Skip to content
The Present

‘Human Uber’ lets you pay a stranger to live your life for you

A new technology hopes to provide customers with “human surrogates” who strap screens to their faces so they can interact with the world on customers’ behalf. 
A developer demonstrates a telepresence technology called ChameleonMask

The “Human Uber” could soon hit the gig economy in a big way. And though you may assume that means strangers will soon be paying each other for piggyback rides, rest assured, the reality is somehow stranger.

ChameleonMask hopes to provide people with human surrogates who would interact with the real world on the customer’s behalf. To do this, each surrogate would wear a screen on their head that displays the customer’s face and plays the customer’s voice. The service would theoretically allow you to attend parties and other social functions from the comfort of your bed, achieving something known as telepresence, while you give directions to your surrogate — even so far as telling them what to wear.

If the technology sounds complex, it probably shouldn’t: ChameleonMask seems little more complicated than taping an iPad to your broke friend’s forehead, switching on FaceTime, and then paying him to attend a work party on your behalf while you try to act like it’s all normal, presumably by ordering your surrogate to strike a nonchalant pose.

ChameleonMask creator Jun Rekimoto, a Japanese AR/VR researcher affiliated with Sony, showed off his new tool at At MIT Tech Review’s EmTech (the em for emerging) conference in Singapore last week. He reportedly called it “surprisingly natural.”  
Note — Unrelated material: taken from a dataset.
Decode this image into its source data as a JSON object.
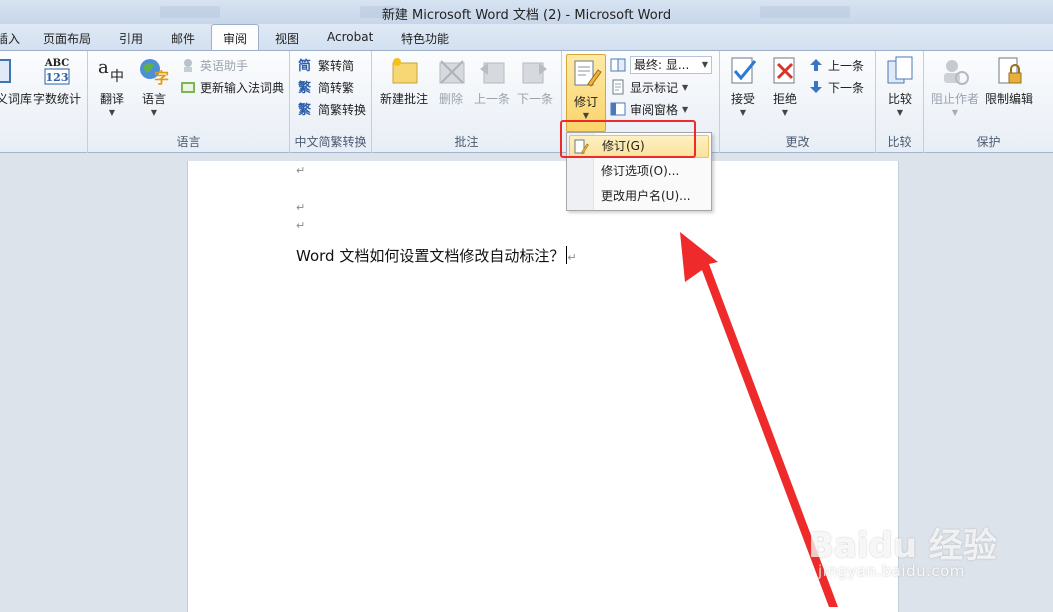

“Human Uber,” developed in Japan, provides a way to attend events remotely using another person’s body. “It’s surprisingly natural” says its inventor, Jin Rekimoto of Sony

— will knight (@willknight) January 30, 2018

In the past, telepresence technologies have used robots as surrogates. But Rekimoto claims that using human surrogates makes for a better experience, and “also eliminates many difficulties of teleoperated robots wandering in the environment.”

Still, Rekimoto’s service isn’t exactly brand new. The writers of Arrested Development came up with a very similar idea more than a decade ago in episodes where a man on house arrest hired a “surrogate” who wore an earpiece and webcam so he could be the man’s stand-in for the real world.

Who knows whether ChameleonMask will catch on or not. But considering the success of Postmates, Amazon, and Netflix, it makes sense that there should be a service that automates what these companies are already making less and less necessary: leaving the house.


Up Next